### [Problem requirements]
Please return every line from the entries that has the string "name" in it.

(Data about app and page elements)
● ● ● ● ●

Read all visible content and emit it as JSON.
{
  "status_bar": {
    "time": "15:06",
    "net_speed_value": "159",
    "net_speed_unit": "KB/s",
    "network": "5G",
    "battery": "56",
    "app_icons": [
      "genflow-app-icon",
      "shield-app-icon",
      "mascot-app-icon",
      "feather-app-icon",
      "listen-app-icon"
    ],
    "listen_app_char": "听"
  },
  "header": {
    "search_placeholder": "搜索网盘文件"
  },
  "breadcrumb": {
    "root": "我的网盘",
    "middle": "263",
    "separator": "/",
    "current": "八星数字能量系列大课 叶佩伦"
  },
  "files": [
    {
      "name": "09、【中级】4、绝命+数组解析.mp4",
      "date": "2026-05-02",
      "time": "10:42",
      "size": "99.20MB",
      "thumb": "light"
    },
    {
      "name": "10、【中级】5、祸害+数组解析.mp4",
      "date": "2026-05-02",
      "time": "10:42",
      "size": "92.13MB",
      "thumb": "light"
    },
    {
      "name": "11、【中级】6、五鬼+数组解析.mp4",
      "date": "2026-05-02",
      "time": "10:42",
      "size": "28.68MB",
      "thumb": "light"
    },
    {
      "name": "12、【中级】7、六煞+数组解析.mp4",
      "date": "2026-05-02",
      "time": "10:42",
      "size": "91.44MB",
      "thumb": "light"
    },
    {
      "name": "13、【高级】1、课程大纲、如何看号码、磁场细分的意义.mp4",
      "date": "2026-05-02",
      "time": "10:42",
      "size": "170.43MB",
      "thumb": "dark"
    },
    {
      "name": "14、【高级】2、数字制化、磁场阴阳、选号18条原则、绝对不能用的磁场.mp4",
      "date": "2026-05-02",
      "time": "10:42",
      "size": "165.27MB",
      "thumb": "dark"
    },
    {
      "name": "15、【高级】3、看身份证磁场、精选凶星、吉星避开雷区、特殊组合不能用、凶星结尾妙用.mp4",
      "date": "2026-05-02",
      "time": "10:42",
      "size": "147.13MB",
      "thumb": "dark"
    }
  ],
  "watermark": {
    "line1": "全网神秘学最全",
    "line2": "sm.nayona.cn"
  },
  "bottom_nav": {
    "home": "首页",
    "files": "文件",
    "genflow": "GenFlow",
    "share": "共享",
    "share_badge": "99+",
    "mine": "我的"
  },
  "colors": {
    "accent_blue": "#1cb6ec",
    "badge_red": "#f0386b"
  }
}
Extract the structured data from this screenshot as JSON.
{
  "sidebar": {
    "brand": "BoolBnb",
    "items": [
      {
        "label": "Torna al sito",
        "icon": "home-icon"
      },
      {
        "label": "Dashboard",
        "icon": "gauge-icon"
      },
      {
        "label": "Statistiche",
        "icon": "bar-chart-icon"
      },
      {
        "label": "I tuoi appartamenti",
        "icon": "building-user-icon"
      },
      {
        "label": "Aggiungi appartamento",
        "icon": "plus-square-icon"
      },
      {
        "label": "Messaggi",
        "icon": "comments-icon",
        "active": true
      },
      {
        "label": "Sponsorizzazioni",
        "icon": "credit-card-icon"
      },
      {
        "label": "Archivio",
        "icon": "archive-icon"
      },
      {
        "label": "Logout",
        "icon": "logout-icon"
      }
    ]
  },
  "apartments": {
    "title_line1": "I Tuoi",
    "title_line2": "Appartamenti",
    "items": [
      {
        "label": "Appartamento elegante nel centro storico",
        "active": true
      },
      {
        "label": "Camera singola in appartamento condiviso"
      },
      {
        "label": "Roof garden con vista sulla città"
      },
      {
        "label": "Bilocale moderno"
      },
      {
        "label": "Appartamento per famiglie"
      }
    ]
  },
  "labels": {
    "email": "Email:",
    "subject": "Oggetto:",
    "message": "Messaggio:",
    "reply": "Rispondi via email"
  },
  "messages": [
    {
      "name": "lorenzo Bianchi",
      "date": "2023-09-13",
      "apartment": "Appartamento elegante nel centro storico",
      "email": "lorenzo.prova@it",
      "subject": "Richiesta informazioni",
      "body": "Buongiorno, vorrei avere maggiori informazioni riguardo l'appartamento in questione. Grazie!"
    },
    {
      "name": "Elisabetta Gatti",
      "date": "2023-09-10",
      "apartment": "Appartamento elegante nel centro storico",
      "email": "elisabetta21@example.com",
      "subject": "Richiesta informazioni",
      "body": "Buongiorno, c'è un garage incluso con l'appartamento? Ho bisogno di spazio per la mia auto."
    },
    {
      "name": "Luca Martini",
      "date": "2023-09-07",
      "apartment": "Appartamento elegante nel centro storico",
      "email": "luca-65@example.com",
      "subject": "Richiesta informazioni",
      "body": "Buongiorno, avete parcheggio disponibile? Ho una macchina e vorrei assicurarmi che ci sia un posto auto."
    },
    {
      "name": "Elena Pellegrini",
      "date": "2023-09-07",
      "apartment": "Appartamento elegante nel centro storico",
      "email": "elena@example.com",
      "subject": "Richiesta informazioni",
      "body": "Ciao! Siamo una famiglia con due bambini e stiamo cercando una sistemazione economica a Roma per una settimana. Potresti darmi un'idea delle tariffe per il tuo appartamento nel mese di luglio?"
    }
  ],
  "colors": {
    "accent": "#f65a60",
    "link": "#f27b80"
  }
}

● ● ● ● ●

### [Result for this exercise]
      "name": "09、【中级】4、绝命+数组解析.mp4",
      "name": "10、【中级】5、祸害+数组解析.mp4",
      "name": "11、【中级】6、五鬼+数组解析.mp4",
      "name": "12、【中级】7、六煞+数组解析.mp4",
      "name": "13、【高级】1、课程大纲、如何看号码、磁场细分的意义.mp4",
      "name": "14、【高级】2、数字制化、磁场阴阳、选号18条原则、绝对不能用的磁场.mp4",
      "name": "15、【高级】3、看身份证磁场、精选凶星、吉星避开雷区、特殊组合不能用、凶星结尾妙用.mp4",
      "name": "lorenzo Bianchi",
      "name": "Elisabetta Gatti",
      "name": "Luca Martini",
      "name": "Elena Pellegrini",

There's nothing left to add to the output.